Read more.                                 
                                                    Listen to a sample.                                                 


Click below to read a sample

This book is available on Amazon.  If you set your Amazon web site to Amazon Smiles,
Voices United can benefit from every purchase you make.

Voices members sweat out voting rights in Austin
Four Voices United members traveled to the State Capitol in Austin for the Poor People's Campaign march in support of voting rights and other progressive issues on July 31.

Members Jane Scholz, Sara Shibley, Margo Ways and Dee Dee Karabetsos drove to Austin late on Friday, July 30, stayed overnight and showed up at the Capitol for a short march around the Texas Capitol building and a rally.

About 3,000 Texans showed up for the march that was organized by the Poor People's Campaign in conjunction with Powered by People, Beto O'Rourke's Texas voting rights non-profit, and dozens of other state and national progressive organizations.

Factoids and quotes to share

"Rather than call people 'slaves,' it is better to use the term 'enslaved people'. They are people first." Submitted by VU member Elaine Kushmaul.

"The only thing that should be divided by color is laundry." Submitted by VU member Jackie Ford.

"I want you to be concerned about your neighbor. Do you know your neighbor? I say your neighbor may live in another neighborhood, city, state, or country; get to know them." -- Mother Theresa.

"We must find a balance between savings lives and saving livelihoods." Thomas Friedman, New York Times.

"Learn how to listen actively to other people’s stories and ask questions." President Barack Obama.

"Not everything that is faced can be changed; but nothing can be changed until it is faced." James Baldwin.

"Challenge your own assumptions." President Barack Obama.

Boley, OK, founded in 1904 on land owned by a black woman, Abigail Burnett McCormick, was one of the largest and most thriving black towns after the Great Migration, when thousands of black people moved north. 

"The cotton empire was built on slave labor, and by 1860 the 182,000 enslaved African Americans in Texas made up nearly a third of the state’s population." University of North Texas Libraries.
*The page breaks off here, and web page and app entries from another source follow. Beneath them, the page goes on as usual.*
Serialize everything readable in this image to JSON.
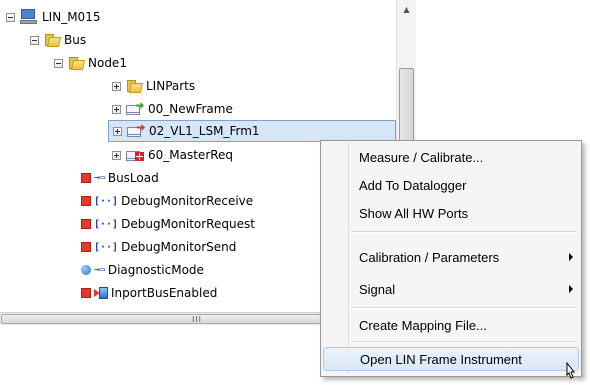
{
  "tree": {
    "root_label": "LIN_M015",
    "bus_label": "Bus",
    "node_label": "Node1",
    "children": [
      "LINParts",
      "00_NewFrame",
      "02_VL1_LSM_Frm1",
      "60_MasterReq"
    ],
    "signals": [
      {
        "label": "BusLoad",
        "type_icon": "port-arrow-icon",
        "mini": "+"
      },
      {
        "label": "DebugMonitorReceive",
        "type_icon": "bracket-icon",
        "mini": "[··]"
      },
      {
        "label": "DebugMonitorRequest",
        "type_icon": "bracket-icon",
        "mini": "[··]"
      },
      {
        "label": "DebugMonitorSend",
        "type_icon": "bracket-icon",
        "mini": "[··]"
      },
      {
        "label": "DiagnosticMode",
        "type_icon": "port-arrow-icon",
        "mini": "+"
      },
      {
        "label": "InportBusEnabled",
        "type_icon": "inport-icon",
        "mini": ""
      }
    ],
    "selected": "02_VL1_LSM_Frm1"
  },
  "hscroll": {
    "grip": "III"
  },
  "context_menu": {
    "items": [
      {
        "label": "Measure / Calibrate...",
        "submenu": false
      },
      {
        "label": "Add To Datalogger",
        "submenu": false
      },
      {
        "label": "Show All HW Ports",
        "submenu": false
      },
      {
        "label": "Calibration / Parameters",
        "submenu": true
      },
      {
        "label": "Signal",
        "submenu": true
      },
      {
        "label": "Create Mapping File...",
        "submenu": false
      },
      {
        "label": "Open LIN Frame Instrument",
        "submenu": false
      }
    ],
    "hovered": "Open LIN Frame Instrument"
  },
  "colors": {
    "selection": "#d7e6f7",
    "menu_bg": "#f5f5f5",
    "hover": "#d9e8f8"
  }
}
"When we believe in someone’s potential and really give them the time and patience, incredible things can happen with just the right tools and people to help them." Christina Hunger, speech and language pathologist, author who taught her dog Stella to talk.

"August Landmesser crossed his arms rather than give the Nazi salute when a crown gathered in Germany in 1936. Colin Kaepernick knelt during the American national anthem in 2016 to call attention to racial inequality and police brutality. Do you see any similarities?"  Submitted by Diversity Committee.
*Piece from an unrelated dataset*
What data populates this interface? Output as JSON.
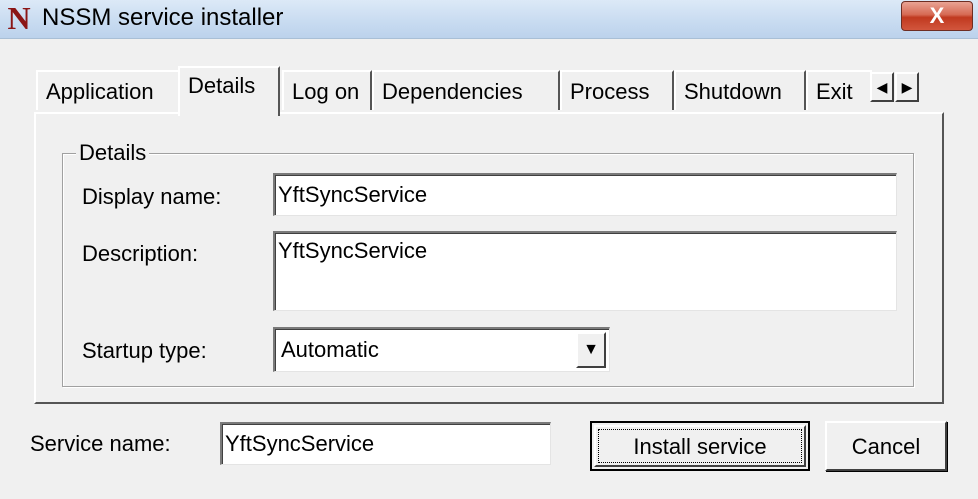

George Floyd Memorial

VU takes 9 minutes, 29 seconds to remember

On Sunday evening, April 25, 2021, Voices members and friends remembered George Floyd and other victims of police brutality with 9 minutes and 29 seconds of silence and light.

Here are some members' memories of the event:

It was the longest 9 minutes and 29 second of my life and it broke my heart, but it wasn’t about me. Tonight was about showing up for our Black sisters and brothers, about standing in unity for accountability in our justice system, and about shining our light, both figuratively and literally, for hope. I will never forget it. 

                                           --- Vicki Shoemaker


When I close my eyes and stand for "9 minute and 29 seconds" I see my husband, my sons, and my Dad's faces...all I can do is pray. 

                                            --- Renee Smith


The problem is not white, black, brown, native, etc. people. It is racism and hate. I hate hate. We need changes. 

                                            --- Jackie Ford